TASK REQUIREMENTS
Whenever a line in the records below holds the string "PLAZA", copy it out.

[Items from a dataset]
# # #
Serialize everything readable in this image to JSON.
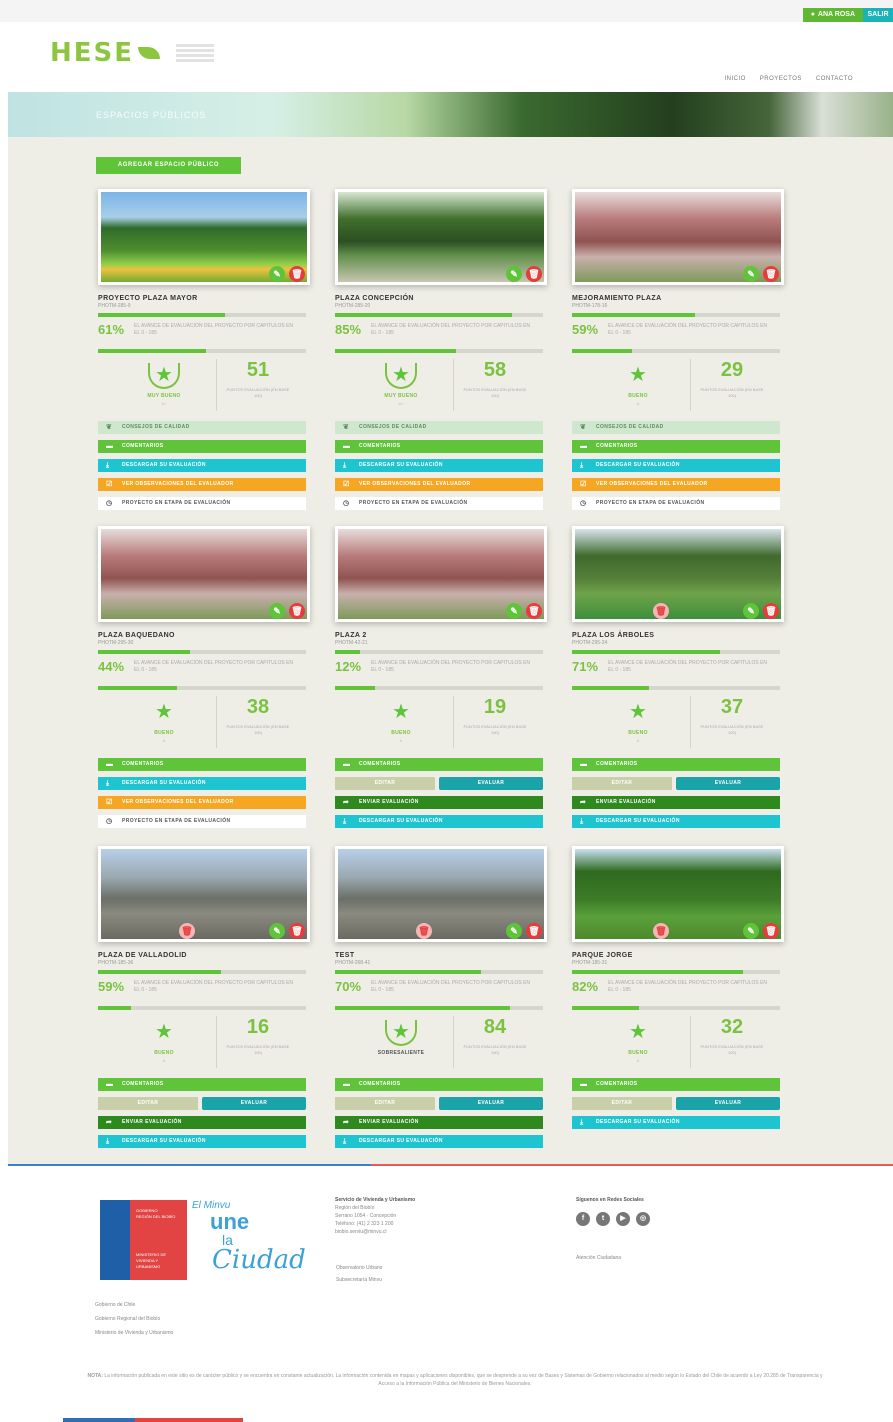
{
  "topbar": {
    "user_label": "ANA ROSA",
    "exit_label": "SALIR"
  },
  "header": {
    "logo_text": "HESE",
    "nav": [
      "INICIO",
      "PROYECTOS",
      "CONTACTO"
    ]
  },
  "banner": {
    "title": "ESPACIOS PÚBLICOS"
  },
  "add_button_label": "AGREGAR ESPACIO PÚBLICO",
  "cards": [
    {
      "title": "PROYECTO PLAZA MAYOR",
      "code": "PHOTM-285-9",
      "percent": "61%",
      "progress": 0.61,
      "progress2": 0.52,
      "pct_desc": "EL AVANCE DE EVALUACIÓN DEL PROYECTO POR CAPITULOS EN EL 0 - 185",
      "rating": "MUY BUENO",
      "rating_sub": "A+",
      "score": "51",
      "score_label": "PUNTOS EVALUACIÓN (EN BASE 100)",
      "advice_label": "CONSEJOS DE CALIDAD",
      "comments_label": "COMENTARIOS",
      "download_label": "DESCARGAR SU EVALUACIÓN",
      "observations_label": "VER OBSERVACIONES DEL EVALUADOR",
      "status_label": "PROYECTO EN ETAPA DE EVALUACIÓN"
    },
    {
      "title": "PLAZA CONCEPCIÓN",
      "code": "PHOTM-285-20",
      "percent": "85%",
      "progress": 0.85,
      "progress2": 0.58,
      "pct_desc": "EL AVANCE DE EVALUACIÓN DEL PROYECTO POR CAPITULOS EN EL 0 - 185",
      "rating": "MUY BUENO",
      "rating_sub": "A+",
      "score": "58",
      "score_label": "PUNTOS EVALUACIÓN (EN BASE 100)",
      "advice_label": "CONSEJOS DE CALIDAD",
      "comments_label": "COMENTARIOS",
      "download_label": "DESCARGAR SU EVALUACIÓN",
      "observations_label": "VER OBSERVACIONES DEL EVALUADOR",
      "status_label": "PROYECTO EN ETAPA DE EVALUACIÓN"
    },
    {
      "title": "MEJORAMIENTO PLAZA",
      "code": "PHOTM-178-16",
      "percent": "59%",
      "progress": 0.59,
      "progress2": 0.29,
      "pct_desc": "EL AVANCE DE EVALUACIÓN DEL PROYECTO POR CAPITULOS EN EL 0 - 185",
      "rating": "BUENO",
      "rating_sub": "A",
      "score": "29",
      "score_label": "PUNTOS EVALUACIÓN (EN BASE 100)",
      "advice_label": "CONSEJOS DE CALIDAD",
      "comments_label": "COMENTARIOS",
      "download_label": "DESCARGAR SU EVALUACIÓN",
      "observations_label": "VER OBSERVACIONES DEL EVALUADOR",
      "status_label": "PROYECTO EN ETAPA DE EVALUACIÓN"
    },
    {
      "title": "PLAZA BAQUEDANO",
      "code": "PHOTM-295-30",
      "percent": "44%",
      "progress": 0.44,
      "progress2": 0.38,
      "pct_desc": "EL AVANCE DE EVALUACIÓN DEL PROYECTO POR CAPITULOS EN EL 0 - 185",
      "rating": "BUENO",
      "rating_sub": "A",
      "score": "38",
      "score_label": "PUNTOS EVALUACIÓN (EN BASE 100)",
      "comments_label": "COMENTARIOS",
      "download_label": "DESCARGAR SU EVALUACIÓN",
      "observations_label": "VER OBSERVACIONES DEL EVALUADOR",
      "status_label": "PROYECTO EN ETAPA DE EVALUACIÓN"
    },
    {
      "title": "PLAZA 2",
      "code": "PHOTM-42-21",
      "percent": "12%",
      "progress": 0.12,
      "progress2": 0.19,
      "pct_desc": "EL AVANCE DE EVALUACIÓN DEL PROYECTO POR CAPITULOS EN EL 0 - 185",
      "rating": "BUENO",
      "rating_sub": "A",
      "score": "19",
      "score_label": "PUNTOS EVALUACIÓN (EN BASE 100)",
      "comments_label": "COMENTARIOS",
      "edit_label": "EDITAR",
      "evaluate_label": "EVALUAR",
      "send_label": "ENVIAR EVALUACIÓN",
      "download_label": "DESCARGAR SU EVALUACIÓN"
    },
    {
      "title": "PLAZA LOS ÁRBOLES",
      "code": "PHOTM-295-24",
      "percent": "71%",
      "progress": 0.71,
      "progress2": 0.37,
      "pct_desc": "EL AVANCE DE EVALUACIÓN DEL PROYECTO POR CAPITULOS EN EL 0 - 185",
      "rating": "BUENO",
      "rating_sub": "A",
      "score": "37",
      "score_label": "PUNTOS EVALUACIÓN (EN BASE 100)",
      "comments_label": "COMENTARIOS",
      "edit_label": "EDITAR",
      "evaluate_label": "EVALUAR",
      "send_label": "ENVIAR EVALUACIÓN",
      "download_label": "DESCARGAR SU EVALUACIÓN"
    },
    {
      "title": "PLAZA DE VALLADOLID",
      "code": "PHOTM-185-36",
      "percent": "59%",
      "progress": 0.59,
      "progress2": 0.16,
      "pct_desc": "EL AVANCE DE EVALUACIÓN DEL PROYECTO POR CAPITULOS EN EL 0 - 185",
      "rating": "BUENO",
      "rating_sub": "A",
      "score": "16",
      "score_label": "PUNTOS EVALUACIÓN (EN BASE 100)",
      "comments_label": "COMENTARIOS",
      "edit_label": "EDITAR",
      "evaluate_label": "EVALUAR",
      "send_label": "ENVIAR EVALUACIÓN",
      "download_label": "DESCARGAR SU EVALUACIÓN"
    },
    {
      "title": "TEST",
      "code": "PHOTM-268-41",
      "percent": "70%",
      "progress": 0.7,
      "progress2": 0.84,
      "pct_desc": "EL AVANCE DE EVALUACIÓN DEL PROYECTO POR CAPITULOS EN EL 0 - 185",
      "rating": "SOBRESALIENTE",
      "rating_sub": "",
      "score": "84",
      "score_label": "PUNTOS EVALUACIÓN (EN BASE 100)",
      "comments_label": "COMENTARIOS",
      "edit_label": "EDITAR",
      "evaluate_label": "EVALUAR",
      "send_label": "ENVIAR EVALUACIÓN",
      "download_label": "DESCARGAR SU EVALUACIÓN"
    },
    {
      "title": "PARQUE JORGE",
      "code": "PHOTM-185-31",
      "percent": "82%",
      "progress": 0.82,
      "progress2": 0.32,
      "pct_desc": "EL AVANCE DE EVALUACIÓN DEL PROYECTO POR CAPITULOS EN EL 0 - 185",
      "rating": "BUENO",
      "rating_sub": "A",
      "score": "32",
      "score_label": "PUNTOS EVALUACIÓN (EN BASE 100)",
      "comments_label": "COMENTARIOS",
      "edit_label": "EDITAR",
      "evaluate_label": "EVALUAR",
      "download_label": "DESCARGAR SU EVALUACIÓN"
    }
  ],
  "footer": {
    "gob_lines": [
      "GOBIERNO",
      "REGIÓN DEL BIOBÍO",
      "MINISTERIO DE",
      "VIVIENDA Y",
      "URBANISMO"
    ],
    "une": [
      "El Minvu",
      "une",
      "la",
      "Ciudad"
    ],
    "links_left": [
      "Gobierno de Chile",
      "Gobierno Regional del Biobío",
      "Ministerio de Vivienda y Urbanismo"
    ],
    "contact_title": "Servicio de Vivienda y Urbanismo",
    "contact_lines": [
      "Región del Biobío",
      "Serrano 1054 · Concepción",
      "Teléfono: (41) 2 323 1 200",
      "biobio.serviu@minvu.cl"
    ],
    "contact_links": [
      "Observatorio Urbano",
      "Subsecretaría Minvu"
    ],
    "social_title": "Síguenos en Redes Sociales",
    "social_icons": [
      "f",
      "t",
      "▶",
      "◎"
    ],
    "social_link": "Atención Ciudadana",
    "note_label": "NOTA:",
    "note": "La información publicada en este sitio es de carácter público y se encuentra en constante actualización. La información contenida en mapas y aplicaciones disponibles, que se desprende a su vez de Bases y Sistemas de Gobierno relacionados al medio según lo Estado del Chile de acuerdo a Ley 20.285 de Transparencia y Acceso a la Información Pública del Ministerio de Bienes Nacionales."
  }
}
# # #
TASK RESULT
      "title": "PROYECTO PLAZA MAYOR",
      "title": "PLAZA CONCEPCIÓN",
      "title": "MEJORAMIENTO PLAZA",
      "title": "PLAZA BAQUEDANO",
      "title": "PLAZA 2",
      "title": "PLAZA LOS ÁRBOLES",
      "title": "PLAZA DE VALLADOLID",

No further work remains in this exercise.